There was a palpable flow of emotion and a collective exhale throughout the crowd during a soaring rendition of “Let It Be,” as the stadium lit up like the cosmos with the twinkle of cellphone lights.
The band closed out the set with everyone chanting in unison, “Na-na-na, na, Hey Jude.” Pure joy and bliss emanated from the stage and throughout the seats.
As if 30 songs weren’t enough, McCartney and his cohort of musicians came back to rock out with six more songs, waving Ukrainian, American, United Kingdom, Florida and rainbow flags as they returned to the stage for their encore.
After jamming on “Helter Skelter” and “Carry That Weight,” the band fittingly closed out their nearly three-hour performance with “The End.” But there was a strong suggestion that this isn’t the last we’ll see of Paul McCartney.

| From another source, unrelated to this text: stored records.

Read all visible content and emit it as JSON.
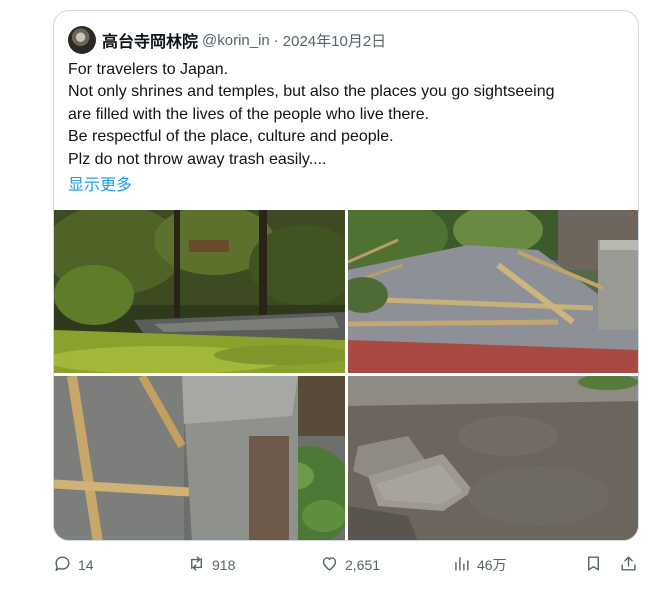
{
  "tweet": {
    "author": {
      "display_name": "高台寺岡林院",
      "handle": "@korin_in",
      "separator": "·",
      "date": "2024年10月2日",
      "avatar_icon": "avatar"
    },
    "text_lines": [
      "For travelers to Japan.",
      "Not only shrines and temples, but also the places you go sightseeing",
      "are filled with the lives of the people who live there.",
      "Be respectful of the place, culture and people.",
      "Plz do not throw away trash easily...."
    ],
    "show_more": "显示更多",
    "link_color": "#1d9bf0"
  },
  "media": {
    "photos": [
      {
        "name": "photo-moss-garden"
      },
      {
        "name": "photo-bamboo-poles-path"
      },
      {
        "name": "photo-stone-post-bamboo"
      },
      {
        "name": "photo-broken-stone-ground"
      }
    ]
  },
  "actions": {
    "reply": {
      "count": "14",
      "icon": "reply-icon"
    },
    "retweet": {
      "count": "918",
      "icon": "retweet-icon"
    },
    "like": {
      "count": "2,651",
      "icon": "heart-icon"
    },
    "views": {
      "count": "46万",
      "icon": "views-icon"
    },
    "bookmark": {
      "icon": "bookmark-icon"
    },
    "share": {
      "icon": "share-icon"
    }
  }
}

“All that’s left to say is — We’ll see you next time,” McCartney said as he left the stage, confetti and fireworks bursting over the crowd.